══ RECORDS ══

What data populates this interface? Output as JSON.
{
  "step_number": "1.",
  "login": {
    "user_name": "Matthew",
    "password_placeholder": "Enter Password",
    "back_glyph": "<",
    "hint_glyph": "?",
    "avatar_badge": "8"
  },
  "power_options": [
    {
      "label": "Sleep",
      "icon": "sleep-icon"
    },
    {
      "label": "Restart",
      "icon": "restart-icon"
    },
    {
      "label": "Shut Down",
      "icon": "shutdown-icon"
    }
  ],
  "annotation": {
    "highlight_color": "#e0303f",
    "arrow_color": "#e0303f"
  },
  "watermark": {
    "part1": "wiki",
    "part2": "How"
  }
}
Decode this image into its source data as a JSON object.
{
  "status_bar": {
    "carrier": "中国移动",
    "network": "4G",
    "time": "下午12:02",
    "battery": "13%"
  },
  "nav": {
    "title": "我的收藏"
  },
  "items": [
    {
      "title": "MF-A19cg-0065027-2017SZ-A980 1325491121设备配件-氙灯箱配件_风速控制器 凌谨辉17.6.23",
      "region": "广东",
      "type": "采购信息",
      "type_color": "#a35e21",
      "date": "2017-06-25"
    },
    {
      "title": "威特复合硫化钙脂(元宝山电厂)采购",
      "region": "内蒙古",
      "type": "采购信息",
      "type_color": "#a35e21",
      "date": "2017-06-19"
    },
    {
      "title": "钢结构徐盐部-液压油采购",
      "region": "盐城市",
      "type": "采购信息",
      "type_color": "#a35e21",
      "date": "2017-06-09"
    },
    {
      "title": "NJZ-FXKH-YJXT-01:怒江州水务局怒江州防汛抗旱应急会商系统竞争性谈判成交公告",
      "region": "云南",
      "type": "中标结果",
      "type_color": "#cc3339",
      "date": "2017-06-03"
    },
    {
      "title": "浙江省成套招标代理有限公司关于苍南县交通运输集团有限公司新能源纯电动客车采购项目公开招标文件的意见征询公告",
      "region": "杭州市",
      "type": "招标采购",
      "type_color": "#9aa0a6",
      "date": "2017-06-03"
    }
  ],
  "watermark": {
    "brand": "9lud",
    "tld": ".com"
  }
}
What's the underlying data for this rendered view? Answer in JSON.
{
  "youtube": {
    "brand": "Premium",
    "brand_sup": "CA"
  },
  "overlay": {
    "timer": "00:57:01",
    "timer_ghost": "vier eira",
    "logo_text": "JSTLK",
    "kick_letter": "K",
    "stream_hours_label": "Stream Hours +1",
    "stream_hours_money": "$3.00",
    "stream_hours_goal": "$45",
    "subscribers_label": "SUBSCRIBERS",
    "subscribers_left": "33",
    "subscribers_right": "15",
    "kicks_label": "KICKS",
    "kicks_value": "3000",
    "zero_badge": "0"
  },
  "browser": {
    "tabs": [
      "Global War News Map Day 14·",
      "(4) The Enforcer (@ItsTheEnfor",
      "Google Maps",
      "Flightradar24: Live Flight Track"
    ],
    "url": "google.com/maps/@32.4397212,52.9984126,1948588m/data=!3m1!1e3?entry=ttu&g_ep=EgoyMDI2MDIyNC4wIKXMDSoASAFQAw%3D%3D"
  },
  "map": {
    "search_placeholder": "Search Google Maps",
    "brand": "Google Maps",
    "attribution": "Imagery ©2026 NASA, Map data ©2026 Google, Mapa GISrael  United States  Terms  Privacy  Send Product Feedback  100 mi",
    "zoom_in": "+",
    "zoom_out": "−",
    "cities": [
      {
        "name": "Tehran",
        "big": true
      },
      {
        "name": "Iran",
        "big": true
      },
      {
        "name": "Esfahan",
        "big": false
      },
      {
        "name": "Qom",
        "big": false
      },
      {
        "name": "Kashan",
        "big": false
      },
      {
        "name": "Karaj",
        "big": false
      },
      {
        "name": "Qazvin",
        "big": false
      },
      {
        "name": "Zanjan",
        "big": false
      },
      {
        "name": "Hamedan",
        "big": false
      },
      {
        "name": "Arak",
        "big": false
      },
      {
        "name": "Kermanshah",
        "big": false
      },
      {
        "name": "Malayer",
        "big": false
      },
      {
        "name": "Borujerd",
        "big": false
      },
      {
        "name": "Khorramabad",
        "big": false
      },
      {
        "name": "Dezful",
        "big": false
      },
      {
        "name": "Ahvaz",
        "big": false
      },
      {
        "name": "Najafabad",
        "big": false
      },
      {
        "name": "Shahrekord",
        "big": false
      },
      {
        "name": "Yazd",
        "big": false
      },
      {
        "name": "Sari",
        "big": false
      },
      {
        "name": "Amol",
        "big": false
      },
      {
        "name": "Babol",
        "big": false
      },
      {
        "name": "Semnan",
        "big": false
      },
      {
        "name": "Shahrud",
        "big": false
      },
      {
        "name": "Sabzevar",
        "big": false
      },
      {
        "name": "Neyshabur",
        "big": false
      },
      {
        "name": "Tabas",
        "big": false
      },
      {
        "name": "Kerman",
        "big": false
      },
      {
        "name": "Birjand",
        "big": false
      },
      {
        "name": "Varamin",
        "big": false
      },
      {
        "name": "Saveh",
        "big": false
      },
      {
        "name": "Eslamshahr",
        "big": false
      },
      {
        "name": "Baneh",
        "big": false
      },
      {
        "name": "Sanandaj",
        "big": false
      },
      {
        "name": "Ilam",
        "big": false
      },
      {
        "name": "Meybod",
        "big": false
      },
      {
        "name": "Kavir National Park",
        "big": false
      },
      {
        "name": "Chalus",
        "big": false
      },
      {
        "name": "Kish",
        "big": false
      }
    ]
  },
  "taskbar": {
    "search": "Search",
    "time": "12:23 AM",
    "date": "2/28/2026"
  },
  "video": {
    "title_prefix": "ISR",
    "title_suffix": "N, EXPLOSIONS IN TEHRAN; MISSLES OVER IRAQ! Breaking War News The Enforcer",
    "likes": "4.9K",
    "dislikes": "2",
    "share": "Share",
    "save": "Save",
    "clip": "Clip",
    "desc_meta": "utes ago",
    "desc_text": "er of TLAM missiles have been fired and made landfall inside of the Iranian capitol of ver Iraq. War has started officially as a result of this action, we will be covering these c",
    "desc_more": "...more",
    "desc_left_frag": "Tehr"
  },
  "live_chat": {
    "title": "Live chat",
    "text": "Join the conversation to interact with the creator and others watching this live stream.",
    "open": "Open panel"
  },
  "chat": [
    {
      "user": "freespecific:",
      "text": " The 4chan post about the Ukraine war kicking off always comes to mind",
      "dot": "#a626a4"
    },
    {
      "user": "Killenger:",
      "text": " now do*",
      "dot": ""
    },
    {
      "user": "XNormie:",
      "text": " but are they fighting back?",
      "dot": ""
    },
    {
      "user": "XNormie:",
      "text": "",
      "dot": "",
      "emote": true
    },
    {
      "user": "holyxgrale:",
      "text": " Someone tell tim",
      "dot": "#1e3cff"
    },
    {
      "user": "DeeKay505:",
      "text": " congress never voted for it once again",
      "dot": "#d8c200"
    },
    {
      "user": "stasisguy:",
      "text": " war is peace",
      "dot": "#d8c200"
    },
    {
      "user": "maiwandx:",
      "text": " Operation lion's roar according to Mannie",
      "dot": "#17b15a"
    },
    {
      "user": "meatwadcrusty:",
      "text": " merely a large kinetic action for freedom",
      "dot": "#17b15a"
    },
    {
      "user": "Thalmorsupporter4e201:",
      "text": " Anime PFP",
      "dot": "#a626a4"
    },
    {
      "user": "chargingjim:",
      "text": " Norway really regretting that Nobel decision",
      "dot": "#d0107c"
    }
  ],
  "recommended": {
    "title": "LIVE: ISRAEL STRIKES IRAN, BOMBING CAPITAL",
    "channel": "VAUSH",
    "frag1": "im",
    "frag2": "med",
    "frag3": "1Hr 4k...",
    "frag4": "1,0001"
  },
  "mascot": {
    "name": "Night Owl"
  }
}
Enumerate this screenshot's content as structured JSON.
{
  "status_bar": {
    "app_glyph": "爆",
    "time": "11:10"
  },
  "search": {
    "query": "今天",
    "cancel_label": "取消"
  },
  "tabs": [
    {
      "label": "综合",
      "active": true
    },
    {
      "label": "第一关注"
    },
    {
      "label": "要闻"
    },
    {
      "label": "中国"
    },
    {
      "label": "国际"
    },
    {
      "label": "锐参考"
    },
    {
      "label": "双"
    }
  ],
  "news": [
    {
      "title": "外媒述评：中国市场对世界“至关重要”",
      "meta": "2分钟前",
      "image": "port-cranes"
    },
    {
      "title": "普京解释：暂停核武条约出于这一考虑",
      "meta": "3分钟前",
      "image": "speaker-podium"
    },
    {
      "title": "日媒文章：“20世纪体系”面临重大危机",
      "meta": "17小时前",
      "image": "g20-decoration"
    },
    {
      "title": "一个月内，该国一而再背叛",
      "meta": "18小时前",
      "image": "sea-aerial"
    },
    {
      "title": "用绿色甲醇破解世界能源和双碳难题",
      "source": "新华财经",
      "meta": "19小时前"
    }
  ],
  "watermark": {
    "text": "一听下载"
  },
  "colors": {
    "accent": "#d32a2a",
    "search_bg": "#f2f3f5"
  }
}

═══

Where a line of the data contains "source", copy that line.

RESULT.
Decode this image into its source data as a JSON object.
      "source": "新华财经",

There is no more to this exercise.